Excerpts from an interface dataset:
* * * * *
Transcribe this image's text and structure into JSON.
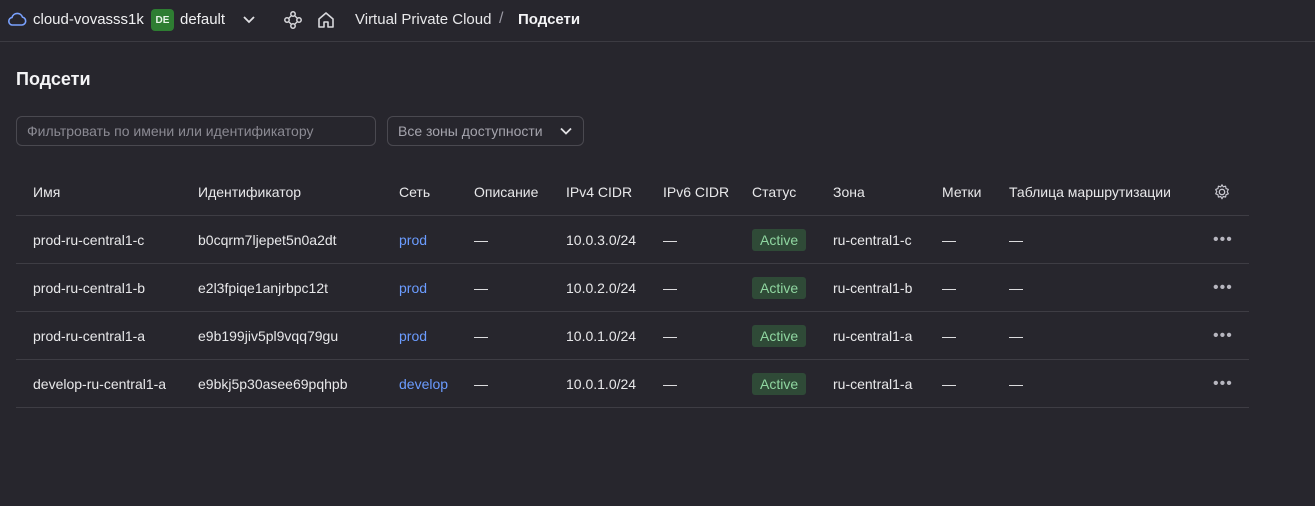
{
  "header": {
    "cloud_name": "cloud-vovasss1k",
    "folder_badge": "DE",
    "folder_name": "default",
    "breadcrumb_service": "Virtual Private Cloud",
    "breadcrumb_separator": "/",
    "breadcrumb_current": "Подсети"
  },
  "page": {
    "title": "Подсети",
    "filter_placeholder": "Фильтровать по имени или идентификатору",
    "zone_select_value": "Все зоны доступности"
  },
  "table": {
    "columns": [
      "Имя",
      "Идентификатор",
      "Сеть",
      "Описание",
      "IPv4 CIDR",
      "IPv6 CIDR",
      "Статус",
      "Зона",
      "Метки",
      "Таблица маршрутизации"
    ],
    "rows": [
      {
        "name": "prod-ru-central1-c",
        "id": "b0cqrm7ljepet5n0a2dt",
        "network": "prod",
        "description": "—",
        "ipv4": "10.0.3.0/24",
        "ipv6": "—",
        "status": "Active",
        "zone": "ru-central1-c",
        "labels": "—",
        "route_table": "—"
      },
      {
        "name": "prod-ru-central1-b",
        "id": "e2l3fpiqe1anjrbpc12t",
        "network": "prod",
        "description": "—",
        "ipv4": "10.0.2.0/24",
        "ipv6": "—",
        "status": "Active",
        "zone": "ru-central1-b",
        "labels": "—",
        "route_table": "—"
      },
      {
        "name": "prod-ru-central1-a",
        "id": "e9b199jiv5pl9vqq79gu",
        "network": "prod",
        "description": "—",
        "ipv4": "10.0.1.0/24",
        "ipv6": "—",
        "status": "Active",
        "zone": "ru-central1-a",
        "labels": "—",
        "route_table": "—"
      },
      {
        "name": "develop-ru-central1-a",
        "id": "e9bkj5p30asee69pqhpb",
        "network": "develop",
        "description": "—",
        "ipv4": "10.0.1.0/24",
        "ipv6": "—",
        "status": "Active",
        "zone": "ru-central1-a",
        "labels": "—",
        "route_table": "—"
      }
    ],
    "row_menu_label": "•••"
  },
  "icons": {
    "cloud": "cloud-icon",
    "chevron": "chevron-down-icon",
    "nodes": "nodes-icon",
    "home": "home-icon",
    "gear": "gear-icon",
    "more": "more-icon"
  },
  "colors": {
    "background": "#27262d",
    "link": "#6b9cff",
    "status_bg": "#2f4a37",
    "status_text": "#8fd6a0",
    "folder_badge": "#2e7d32"
  }
}
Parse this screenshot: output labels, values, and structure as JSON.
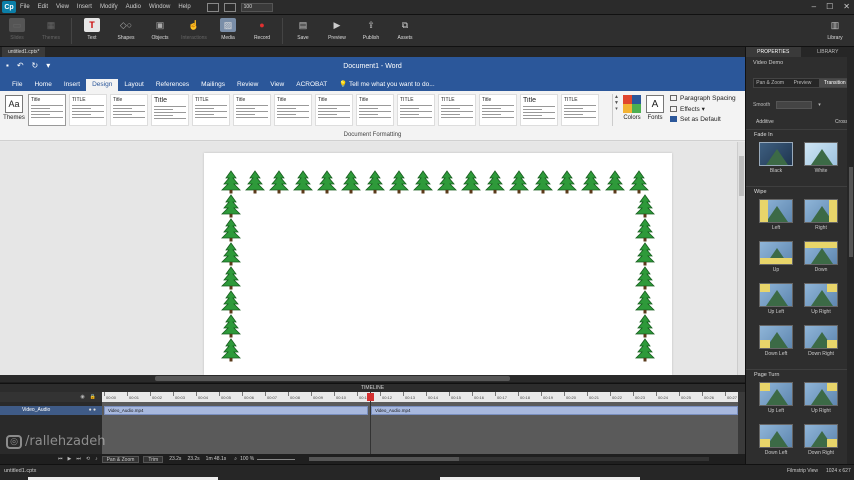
{
  "app": {
    "logo": "Cp",
    "menu": [
      "File",
      "Edit",
      "View",
      "Insert",
      "Modify",
      "Audio",
      "Window",
      "Help"
    ],
    "zoom": "100"
  },
  "toolbar": {
    "slides": "Slides",
    "themes": "Themes",
    "text": "Text",
    "shapes": "Shapes",
    "objects": "Objects",
    "interactions": "Interactions",
    "media": "Media",
    "record": "Record",
    "save": "Save",
    "preview": "Preview",
    "publish": "Publish",
    "assets": "Assets",
    "library": "Library"
  },
  "project_tab": "untitled1.cptx*",
  "word": {
    "title": "Document1 - Word",
    "tabs": [
      "File",
      "Home",
      "Insert",
      "Design",
      "Layout",
      "References",
      "Mailings",
      "Review",
      "View",
      "ACROBAT"
    ],
    "active_tab": "Design",
    "tell_me": "Tell me what you want to do...",
    "themes_label": "Themes",
    "themes_glyph": "Aa",
    "style_gallery": [
      {
        "title": "Title",
        "big": false
      },
      {
        "title": "TITLE",
        "big": false
      },
      {
        "title": "Title",
        "big": false
      },
      {
        "title": "Title",
        "big": true
      },
      {
        "title": "TITLE",
        "big": false
      },
      {
        "title": "Title",
        "big": false
      },
      {
        "title": "Title",
        "big": false
      },
      {
        "title": "Title",
        "big": false
      },
      {
        "title": "Title",
        "big": false
      },
      {
        "title": "TITLE",
        "big": false
      },
      {
        "title": "TITLE",
        "big": false
      },
      {
        "title": "Title",
        "big": false
      },
      {
        "title": "Title",
        "big": true
      },
      {
        "title": "TITLE",
        "big": false
      }
    ],
    "colors_label": "Colors",
    "fonts_label": "Fonts",
    "fonts_glyph": "A",
    "paragraph_spacing": "Paragraph Spacing",
    "effects": "Effects",
    "set_as_default": "Set as Default",
    "group_label": "Document Formatting",
    "palette_colors": [
      "#e0462e",
      "#2b579a",
      "#f2b233",
      "#4caf50"
    ]
  },
  "timeline": {
    "title": "TIMELINE",
    "layer_name": "Video_Audio",
    "clips": [
      {
        "label": "Video_Audio.mp4"
      },
      {
        "label": "Video_Audio.mp4"
      }
    ],
    "ticks": [
      "00:00",
      "00:01",
      "00:02",
      "00:03",
      "00:04",
      "00:05",
      "00:06",
      "00:07",
      "00:08",
      "00:09",
      "00:10",
      "00:11",
      "00:12",
      "00:13",
      "00:14",
      "00:15",
      "00:16",
      "00:17",
      "00:18",
      "00:19",
      "00:20",
      "00:21",
      "00:22",
      "00:23",
      "00:24",
      "00:25",
      "00:26",
      "00:27"
    ],
    "status_tabs": [
      "Pan & Zoom",
      "Trim"
    ],
    "time_readouts": [
      "23.2s",
      "23.2s",
      "1m 48.1s"
    ],
    "zoom": "100 %"
  },
  "status": {
    "file": "untitled1.cptx",
    "view": "Filmstrip View",
    "dims": "1024 x 627"
  },
  "watermark": "/rallehzadeh",
  "props": {
    "tabs": [
      "PROPERTIES",
      "LIBRARY"
    ],
    "section": "Video Demo",
    "subtabs": [
      "Pan & Zoom",
      "Preview",
      "Transition"
    ],
    "speed_label": "Smooth",
    "blend_modes": [
      "Additive",
      "Cross"
    ],
    "categories": [
      {
        "name": "Fade In",
        "effects": [
          "Black",
          "White"
        ]
      },
      {
        "name": "Wipe",
        "effects": [
          "Left",
          "Right",
          "Up",
          "Down",
          "Up Left",
          "Up Right",
          "Down Left",
          "Down Right"
        ]
      },
      {
        "name": "Page Turn",
        "effects": [
          "Up Left",
          "Up Right",
          "Down Left",
          "Down Right"
        ]
      }
    ]
  }
}
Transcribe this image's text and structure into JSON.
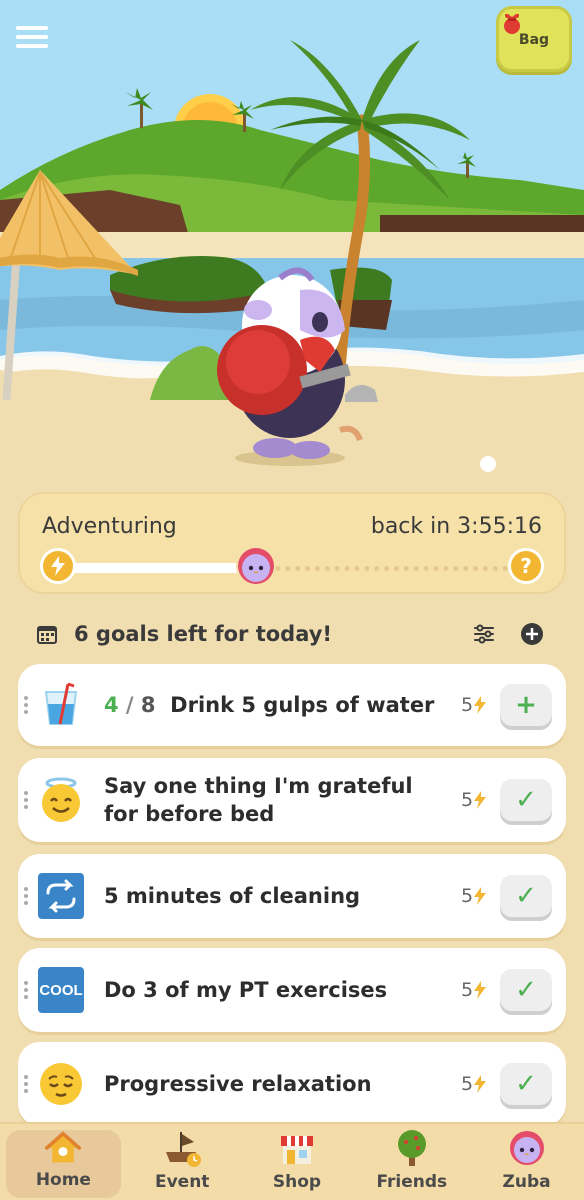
{
  "header": {
    "bag_label": "Bag"
  },
  "adventure": {
    "status": "Adventuring",
    "timer": "back in 3:55:16",
    "progress": 0.43,
    "end_marker": "?"
  },
  "goals": {
    "title": "6 goals left for today!",
    "items": [
      {
        "icon": "water-glass-icon",
        "progress_done": "4",
        "progress_sep": " / ",
        "progress_total": "8",
        "label": "Drink 5 gulps of water",
        "energy": "5",
        "action": "+"
      },
      {
        "icon": "angel-smiley-icon",
        "label": "Say one thing I'm grateful for before bed",
        "energy": "5",
        "action": "✓"
      },
      {
        "icon": "repeat-icon",
        "label": "5 minutes of cleaning",
        "energy": "5",
        "action": "✓"
      },
      {
        "icon": "cool-badge-icon",
        "icon_text": "COOL",
        "label": "Do 3 of my PT exercises",
        "energy": "5",
        "action": "✓"
      },
      {
        "icon": "relieved-face-icon",
        "label": "Progressive relaxation",
        "energy": "5",
        "action": "✓"
      }
    ]
  },
  "nav": {
    "items": [
      {
        "label": "Home",
        "icon": "home-icon",
        "active": true
      },
      {
        "label": "Event",
        "icon": "ship-icon",
        "active": false
      },
      {
        "label": "Shop",
        "icon": "shop-icon",
        "active": false
      },
      {
        "label": "Friends",
        "icon": "tree-icon",
        "active": false
      },
      {
        "label": "Zuba",
        "icon": "pet-face-icon",
        "active": false
      }
    ]
  },
  "colors": {
    "sky": "#a9def6",
    "sand": "#f1deb0",
    "accent_green": "#4caf50",
    "energy_yellow": "#f2b632",
    "bag_button": "#e0e35a"
  }
}
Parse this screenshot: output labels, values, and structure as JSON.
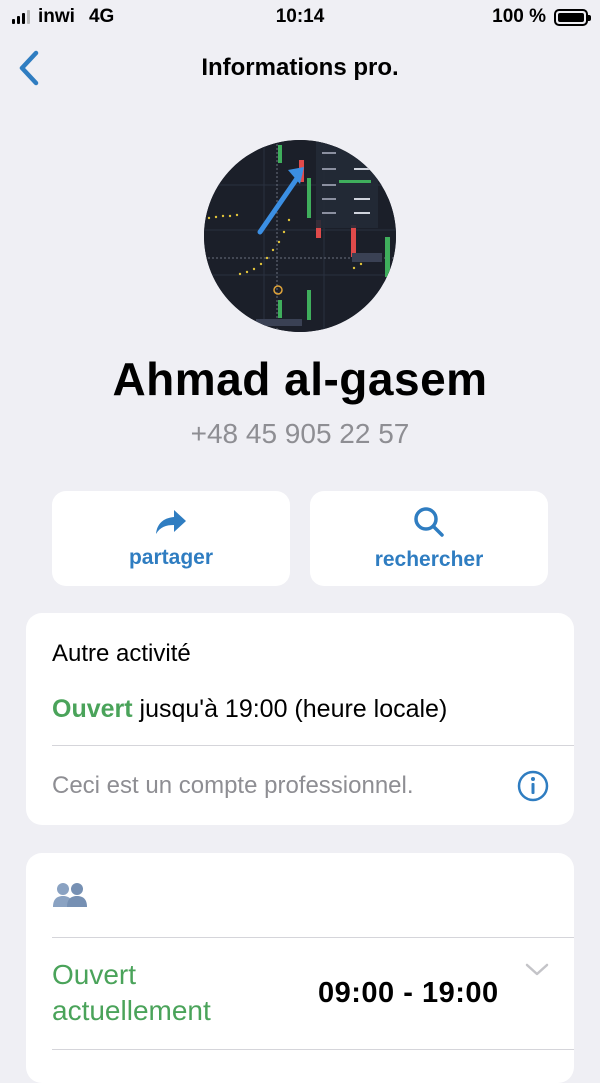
{
  "status_bar": {
    "carrier": "inwi",
    "network": "4G",
    "time": "10:14",
    "battery": "100 %"
  },
  "nav": {
    "title": "Informations pro."
  },
  "profile": {
    "name": "Ahmad al-gasem",
    "phone": "+48 45 905 22 57"
  },
  "actions": {
    "share_label": "partager",
    "search_label": "rechercher"
  },
  "activity_card": {
    "title": "Autre activité",
    "open_status": "Ouvert",
    "hours_text": " jusqu'à 19:00 (heure locale)",
    "note": "Ceci est un compte professionnel."
  },
  "hours_card": {
    "open_now": "Ouvert actuellement",
    "range": "09:00 - 19:00"
  },
  "colors": {
    "accent": "#2f7dc1",
    "open_green": "#4aa35a",
    "secondary_text": "#8e8e93",
    "background": "#efeff4"
  },
  "icons": {
    "back": "chevron-left-icon",
    "share": "share-arrow-icon",
    "search": "search-icon",
    "info": "info-icon",
    "people": "people-icon",
    "expand": "chevron-down-icon"
  }
}
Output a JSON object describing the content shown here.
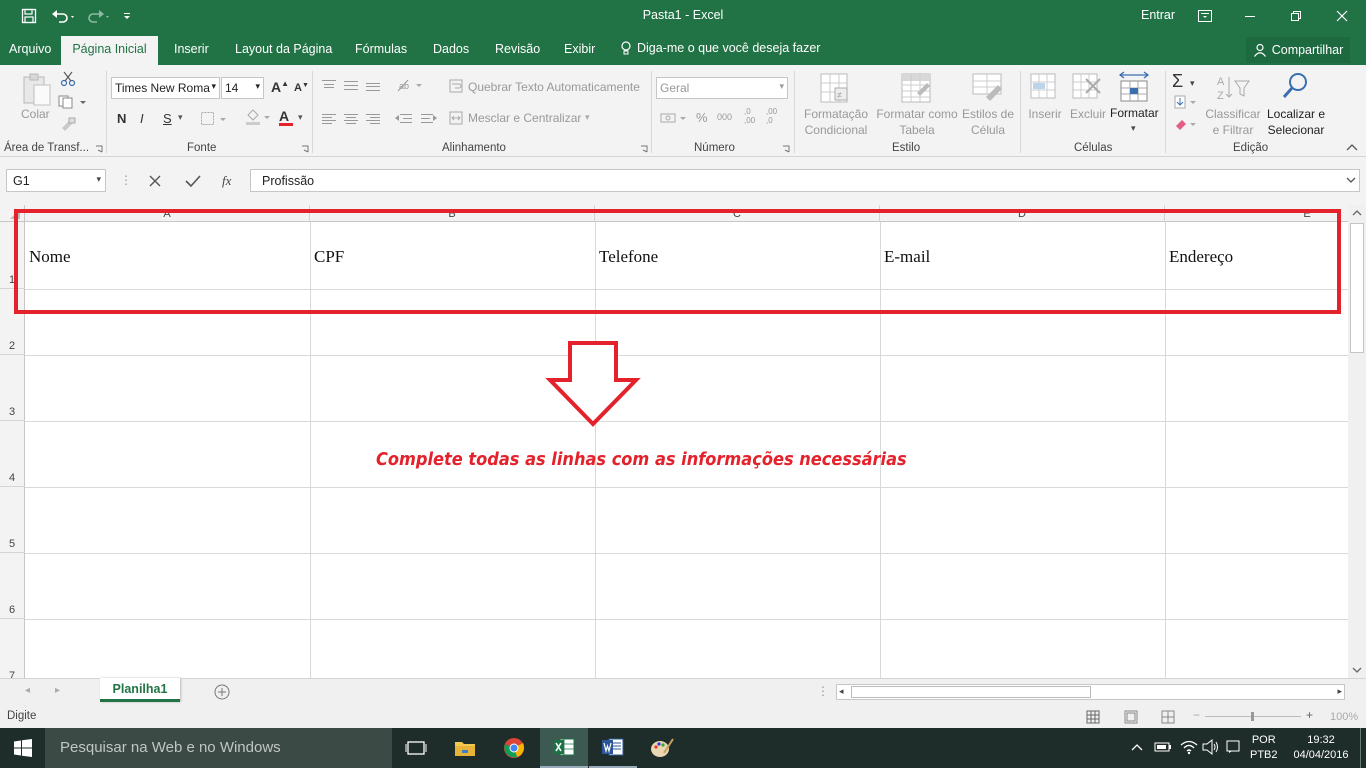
{
  "window": {
    "title": "Pasta1 - Excel",
    "signin": "Entrar"
  },
  "tabs": [
    {
      "label": "Arquivo"
    },
    {
      "label": "Página Inicial"
    },
    {
      "label": "Inserir"
    },
    {
      "label": "Layout da Página"
    },
    {
      "label": "Fórmulas"
    },
    {
      "label": "Dados"
    },
    {
      "label": "Revisão"
    },
    {
      "label": "Exibir"
    }
  ],
  "tell_me": "Diga-me o que você deseja fazer",
  "share": "Compartilhar",
  "ribbon": {
    "clipboard": {
      "paste": "Colar",
      "group": "Área de Transf..."
    },
    "font": {
      "name": "Times New Roma",
      "size": "14",
      "bold": "N",
      "italic": "I",
      "underline": "S",
      "grow": "A",
      "shrink": "A",
      "color_letter": "A",
      "group": "Fonte"
    },
    "alignment": {
      "wrap": "Quebrar Texto Automaticamente",
      "merge": "Mesclar e Centralizar",
      "group": "Alinhamento"
    },
    "number": {
      "format": "Geral",
      "percent": "%",
      "thousands": "000",
      "inc_decimal": ",0\n,00",
      "dec_decimal": ",00\n,0",
      "group": "Número"
    },
    "styles": {
      "conditional": "Formatação\nCondicional",
      "table": "Formatar como\nTabela",
      "cell": "Estilos de\nCélula",
      "group": "Estilo"
    },
    "cells": {
      "insert": "Inserir",
      "delete": "Excluir",
      "format": "Formatar",
      "group": "Células"
    },
    "editing": {
      "sort": "Classificar\ne Filtrar",
      "find": "Localizar e\nSelecionar",
      "sum": "Σ",
      "group": "Edição"
    }
  },
  "formula_bar": {
    "name_box": "G1",
    "fx": "fx",
    "value": "Profissão"
  },
  "grid": {
    "columns": [
      "A",
      "B",
      "C",
      "D",
      "E"
    ],
    "rows": [
      "1",
      "2",
      "3",
      "4",
      "5",
      "6",
      "7"
    ],
    "row1": [
      "Nome",
      "CPF",
      "Telefone",
      "E-mail",
      "Endereço"
    ]
  },
  "annotation": {
    "text": "Complete todas as linhas com as informações necessárias",
    "color": "#e3222b"
  },
  "sheets": [
    {
      "label": "Planilha1"
    }
  ],
  "status": {
    "mode": "Digite",
    "zoom": "100%"
  },
  "taskbar": {
    "search": "Pesquisar na Web e no Windows",
    "lang1": "POR",
    "lang2": "PTB2",
    "time": "19:32",
    "date": "04/04/2016"
  },
  "colors": {
    "accent": "#217346",
    "highlight": "#e3222b"
  }
}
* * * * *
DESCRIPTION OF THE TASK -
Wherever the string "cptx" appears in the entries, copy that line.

WRITTEN ANSWER -
  "project_tab": "untitled1.cptx*",
    "file": "untitled1.cptx",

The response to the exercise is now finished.